What are merits of MQTT over WebSocket compared to direct MQTT?
I'm considering using MQTT in my project and so I want to know why some people choose MQTT over WebSocket instead of direct MQTT.
You should only need to run MQTT over websockets if you intend to publish/subscribe to messages directly from within webapps (in page).
Basically I would run pure MQTT for everything and only add the websockets if you actually need it.
MQTT over websockets is perfect if ever a certain webpage is the sending or the receiving MQTT client.
A good summary of the capabilities of MQTT over websockets can be found here.
Two main reasons for using MQTT over Websockets (which effectively means going over HTTP/HTTPS):
If you don't need or worry about the above, use "direct" MQTT:
MQTT is a protocol which supports following:
Depending upon device there is an implementation available.
Android : Their is a MQTT client library written in Java for developing applications on Android. See Eclipse Paho Android Service
So it depends on device that is going to use this functionality. For standards and specifications please visit MQTT Version 3.1.1
Hoping this helps.
MQTT over web sockets is also helpful if the application is running behind a firewall that allows only 443 and 80 traffic. And, you have no control over the policies of the firewall.
With MQTT over websockets every browser can be a MQTT device.
Due to the publish/subscribe pattern of MQTT, you get a real time push to your browser when an event – literally anywhere in the world – occurs, as long as you subscribe to the correct topic.
In the case of MQTT over WebSockets, the websockets connection forms an outer pipe for the MQTT protocol.
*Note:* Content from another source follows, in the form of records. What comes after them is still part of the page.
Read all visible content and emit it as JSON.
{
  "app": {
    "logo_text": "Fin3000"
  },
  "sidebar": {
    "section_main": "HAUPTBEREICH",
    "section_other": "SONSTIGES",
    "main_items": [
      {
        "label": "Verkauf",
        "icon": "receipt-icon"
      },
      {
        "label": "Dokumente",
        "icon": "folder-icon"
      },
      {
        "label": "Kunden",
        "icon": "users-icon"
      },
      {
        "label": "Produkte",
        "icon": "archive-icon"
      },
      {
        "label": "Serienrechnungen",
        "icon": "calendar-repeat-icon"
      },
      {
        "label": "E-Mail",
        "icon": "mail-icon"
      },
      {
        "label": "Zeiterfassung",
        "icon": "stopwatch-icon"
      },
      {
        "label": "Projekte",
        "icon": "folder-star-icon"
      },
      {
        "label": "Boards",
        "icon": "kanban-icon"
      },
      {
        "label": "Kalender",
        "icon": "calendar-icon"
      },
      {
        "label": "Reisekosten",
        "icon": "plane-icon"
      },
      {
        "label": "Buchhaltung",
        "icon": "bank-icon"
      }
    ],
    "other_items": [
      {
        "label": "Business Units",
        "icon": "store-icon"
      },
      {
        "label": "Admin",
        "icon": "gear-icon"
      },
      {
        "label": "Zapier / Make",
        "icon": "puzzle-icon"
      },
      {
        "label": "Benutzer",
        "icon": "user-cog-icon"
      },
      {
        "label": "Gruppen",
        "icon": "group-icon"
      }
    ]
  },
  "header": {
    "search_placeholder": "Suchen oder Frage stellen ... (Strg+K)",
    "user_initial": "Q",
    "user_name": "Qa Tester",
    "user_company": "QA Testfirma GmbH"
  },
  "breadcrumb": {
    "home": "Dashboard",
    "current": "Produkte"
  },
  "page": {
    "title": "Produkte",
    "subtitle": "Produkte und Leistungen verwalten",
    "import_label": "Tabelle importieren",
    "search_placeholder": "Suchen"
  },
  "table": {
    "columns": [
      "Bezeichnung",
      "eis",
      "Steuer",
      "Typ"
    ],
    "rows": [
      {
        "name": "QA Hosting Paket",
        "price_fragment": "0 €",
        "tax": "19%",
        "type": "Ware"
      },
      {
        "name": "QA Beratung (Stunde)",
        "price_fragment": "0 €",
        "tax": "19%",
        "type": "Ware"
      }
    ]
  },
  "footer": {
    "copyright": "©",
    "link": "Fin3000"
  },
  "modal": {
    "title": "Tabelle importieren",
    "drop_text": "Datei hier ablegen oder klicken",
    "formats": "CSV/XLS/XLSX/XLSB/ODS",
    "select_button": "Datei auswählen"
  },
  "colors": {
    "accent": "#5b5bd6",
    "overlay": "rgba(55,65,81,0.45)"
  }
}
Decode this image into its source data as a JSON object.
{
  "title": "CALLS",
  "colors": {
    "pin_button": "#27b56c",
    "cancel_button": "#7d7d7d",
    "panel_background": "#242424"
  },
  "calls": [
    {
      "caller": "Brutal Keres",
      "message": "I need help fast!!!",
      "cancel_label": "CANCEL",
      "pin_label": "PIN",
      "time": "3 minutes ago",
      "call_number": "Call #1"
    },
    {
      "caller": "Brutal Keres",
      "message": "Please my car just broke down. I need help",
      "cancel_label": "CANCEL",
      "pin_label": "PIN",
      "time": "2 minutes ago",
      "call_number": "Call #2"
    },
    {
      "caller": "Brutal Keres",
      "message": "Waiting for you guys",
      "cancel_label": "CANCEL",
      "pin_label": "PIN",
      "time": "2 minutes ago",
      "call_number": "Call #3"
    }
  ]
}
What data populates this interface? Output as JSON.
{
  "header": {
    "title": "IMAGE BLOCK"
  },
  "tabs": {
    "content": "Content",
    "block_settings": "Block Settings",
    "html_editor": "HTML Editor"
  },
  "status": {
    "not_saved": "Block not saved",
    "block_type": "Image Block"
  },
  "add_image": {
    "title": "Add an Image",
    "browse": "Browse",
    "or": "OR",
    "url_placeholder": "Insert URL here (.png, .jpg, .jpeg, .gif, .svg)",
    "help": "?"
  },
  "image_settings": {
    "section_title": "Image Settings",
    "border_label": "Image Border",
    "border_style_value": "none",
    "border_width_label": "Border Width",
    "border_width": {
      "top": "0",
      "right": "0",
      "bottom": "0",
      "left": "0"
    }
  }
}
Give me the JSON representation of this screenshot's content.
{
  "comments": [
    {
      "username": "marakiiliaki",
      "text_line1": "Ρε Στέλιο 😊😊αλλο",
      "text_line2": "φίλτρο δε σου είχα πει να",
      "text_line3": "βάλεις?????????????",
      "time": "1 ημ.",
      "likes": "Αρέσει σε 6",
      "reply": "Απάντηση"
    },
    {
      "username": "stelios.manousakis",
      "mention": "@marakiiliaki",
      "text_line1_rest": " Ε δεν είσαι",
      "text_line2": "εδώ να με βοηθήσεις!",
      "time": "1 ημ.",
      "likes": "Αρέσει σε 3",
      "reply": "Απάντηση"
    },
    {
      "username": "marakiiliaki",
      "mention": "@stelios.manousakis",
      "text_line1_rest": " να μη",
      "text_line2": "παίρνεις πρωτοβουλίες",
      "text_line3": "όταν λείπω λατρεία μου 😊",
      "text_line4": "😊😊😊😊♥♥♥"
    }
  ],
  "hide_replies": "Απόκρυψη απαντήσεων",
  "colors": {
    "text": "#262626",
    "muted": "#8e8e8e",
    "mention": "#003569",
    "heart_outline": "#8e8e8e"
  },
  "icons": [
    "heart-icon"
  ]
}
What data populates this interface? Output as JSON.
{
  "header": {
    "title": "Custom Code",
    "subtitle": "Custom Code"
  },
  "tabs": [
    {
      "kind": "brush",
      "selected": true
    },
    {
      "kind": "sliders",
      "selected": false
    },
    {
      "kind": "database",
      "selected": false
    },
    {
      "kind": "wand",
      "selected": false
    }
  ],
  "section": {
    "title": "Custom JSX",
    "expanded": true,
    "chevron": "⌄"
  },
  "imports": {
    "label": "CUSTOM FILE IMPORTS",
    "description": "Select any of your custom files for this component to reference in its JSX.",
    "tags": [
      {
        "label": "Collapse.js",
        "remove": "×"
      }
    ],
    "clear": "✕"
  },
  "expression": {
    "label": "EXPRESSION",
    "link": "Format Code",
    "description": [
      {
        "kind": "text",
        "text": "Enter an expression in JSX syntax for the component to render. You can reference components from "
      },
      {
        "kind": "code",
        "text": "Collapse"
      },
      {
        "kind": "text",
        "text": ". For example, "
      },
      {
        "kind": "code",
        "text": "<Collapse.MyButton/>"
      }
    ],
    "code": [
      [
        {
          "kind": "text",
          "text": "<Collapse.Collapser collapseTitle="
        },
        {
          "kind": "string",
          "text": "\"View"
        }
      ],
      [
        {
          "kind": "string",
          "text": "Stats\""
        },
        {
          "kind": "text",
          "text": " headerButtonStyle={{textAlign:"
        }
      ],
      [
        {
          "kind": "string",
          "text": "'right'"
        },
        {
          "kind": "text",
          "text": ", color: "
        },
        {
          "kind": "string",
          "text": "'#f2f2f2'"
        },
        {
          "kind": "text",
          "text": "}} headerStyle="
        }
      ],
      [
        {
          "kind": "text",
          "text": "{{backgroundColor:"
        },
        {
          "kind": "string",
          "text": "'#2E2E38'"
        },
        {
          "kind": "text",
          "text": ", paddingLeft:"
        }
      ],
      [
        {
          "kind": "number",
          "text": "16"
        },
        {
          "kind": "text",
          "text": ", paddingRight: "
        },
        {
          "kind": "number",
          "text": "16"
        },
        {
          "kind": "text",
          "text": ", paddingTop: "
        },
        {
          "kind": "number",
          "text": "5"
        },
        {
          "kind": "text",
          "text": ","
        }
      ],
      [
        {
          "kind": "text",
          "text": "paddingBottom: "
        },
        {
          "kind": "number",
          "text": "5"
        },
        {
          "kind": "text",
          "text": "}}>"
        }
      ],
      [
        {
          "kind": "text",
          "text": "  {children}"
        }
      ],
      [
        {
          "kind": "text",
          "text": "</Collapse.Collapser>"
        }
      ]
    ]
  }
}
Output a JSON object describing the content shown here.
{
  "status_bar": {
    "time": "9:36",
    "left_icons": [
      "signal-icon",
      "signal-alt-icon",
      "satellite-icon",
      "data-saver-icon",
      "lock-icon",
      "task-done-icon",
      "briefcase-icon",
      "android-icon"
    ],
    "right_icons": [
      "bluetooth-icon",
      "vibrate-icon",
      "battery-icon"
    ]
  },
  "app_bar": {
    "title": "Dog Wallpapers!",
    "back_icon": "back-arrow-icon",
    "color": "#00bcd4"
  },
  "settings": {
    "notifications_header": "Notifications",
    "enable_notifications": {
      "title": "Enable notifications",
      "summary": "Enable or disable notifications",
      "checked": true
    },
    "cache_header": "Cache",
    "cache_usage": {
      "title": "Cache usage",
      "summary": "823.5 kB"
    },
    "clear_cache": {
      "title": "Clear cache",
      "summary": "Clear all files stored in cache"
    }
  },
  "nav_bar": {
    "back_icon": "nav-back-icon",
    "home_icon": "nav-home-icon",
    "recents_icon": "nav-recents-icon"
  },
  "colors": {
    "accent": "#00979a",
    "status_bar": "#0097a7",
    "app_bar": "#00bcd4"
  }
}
The server/broker places the MQTT packet into a websockets packet and send it to the client/server. The client/server unpacks the MQTT packet from the websockets packet and then processes it as a normal MQTT packet.
Moreover, it has a great influence on internet of things. Please read the following documentations for further details.
The counterpart of the MQTT client is the MQTT broker. The broker is at the heart of any publish/subscribe protocol. Depending on the implementation, a broker can handle up to thousands of concurrently connected MQTT clients.
MQTT Client: When we talk about a client, we almost always mean an MQTT client. Both publishers and subscribers are MQTT clients. The publisher and subscriber labels refer to whether the client is currently publishing messages or subscribing to messages (publish and subscribe functionality can also be implemented in the same MQTT client).
WebSocket: We have learned in the MQTT Essentials that MQTT is ideal for constrained devices and unreliable networks. It’s also perfect for sending messages with a very low overhead. It would be quite nice to send and receive MQTT messages directly in the browser of a mobile phone or in general. This is possible by MQTT over WebSockets.
You can use a third-party protocol. PAHO, EMQTT, VerneMQ.